macOS Mojave changed the way we took screenshots with a new Screenshot app. Here’s how to disable Mojave screenshot shadows using Terminal.
Are you making the most of your Apple TV? Do you know all the tricks the Finder has to offer? Are you managing Do Not Disturb effectively? Your fellow listeners have the answers, and John and Dave share and discuss them for you. Plus, your two favorite geeks answer some of your questions about Wi-Fi, Watch Unlocking, NAS, and more. Press play, listen, and enjoy learning at least five new things!
Bryan Chaffin and Andrew Orr join host Kelly Guimont to chat about the latest iteration of iPhone rumors and a bug in Mac Mail on Mojave.
LONDON – Security researcher Linus Henze handed over all the detail of a macOS Keychain bug he discovered, AppleInsider reported. This is despite not receiving any money from Apple. The company does not have a bug bounty program. Mr. Henze had previously withheld the information. He wanted Apple to start offering a bug bounty for security flaws researchers bring them. He discovered an exploit which allowed apps to see passwords held in the macOS Mojave keychain.
German teenager Linus Henze has sent Apple full details of a Keychain security exploit that he demonstrated in early February, and has done so despite the company ignoring his previous conditions. Henze says that he has decided to reveal the details to Apple because the bug he’s found “is very critical and because the security of macOS users is important to me.”
The third public beta of macOS Mojave 10.14.4 is out two weeks after the second beta to developers.
The macOS Mojave update can be downloaded using the Software Update mechanism in the Mac App Store after downloading the appropriate profile from Apple’s beta testing website. Apple’s beta testing site gives users access to iOS, macOS, and tvOS betas.
macOS Mojave 10.14.4 will bring Apple News in Canada, Touch ID Safari Autofill, and automatic Dark Mode in Safari.
A flaw in macOS Mojave can expose your Safari browsing history. Developer Jeff Johnson discovered this on February 8.
Dave Hamilton and John Martellaro join host Kelly Guimont for a chat about the 35th Anniversary of the Macintosh and Mojave upgrade updates.
Other World Computing publishes a fantastic blog for customers called Rocket Yard. Here’s a link to one from December by Tom Nelson that covers what works in macOS Mojave and what still does not. It’s full of technical insights and screenshots. It is current as of version 10.14.2.

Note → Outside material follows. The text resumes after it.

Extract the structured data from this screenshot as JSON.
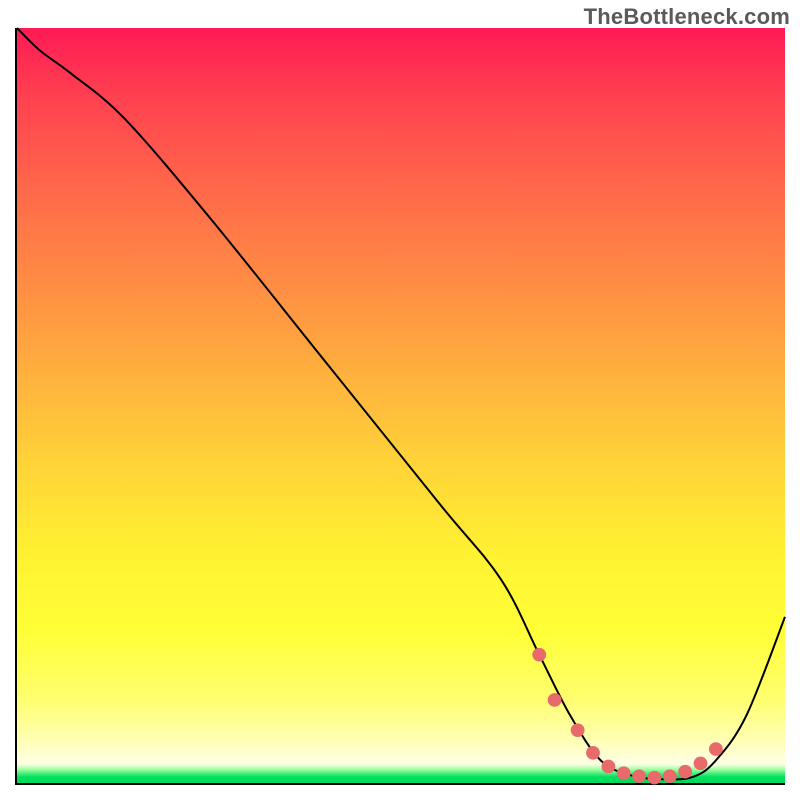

macOS Mojave has a lot of nice new features. John lists five of his favorites that make life better for him.
Bryan Chaffin comes by to discuss Apple’s guidance adjustment and John Martellaro chats about his Mojave upgrade with host Kelly Guimont.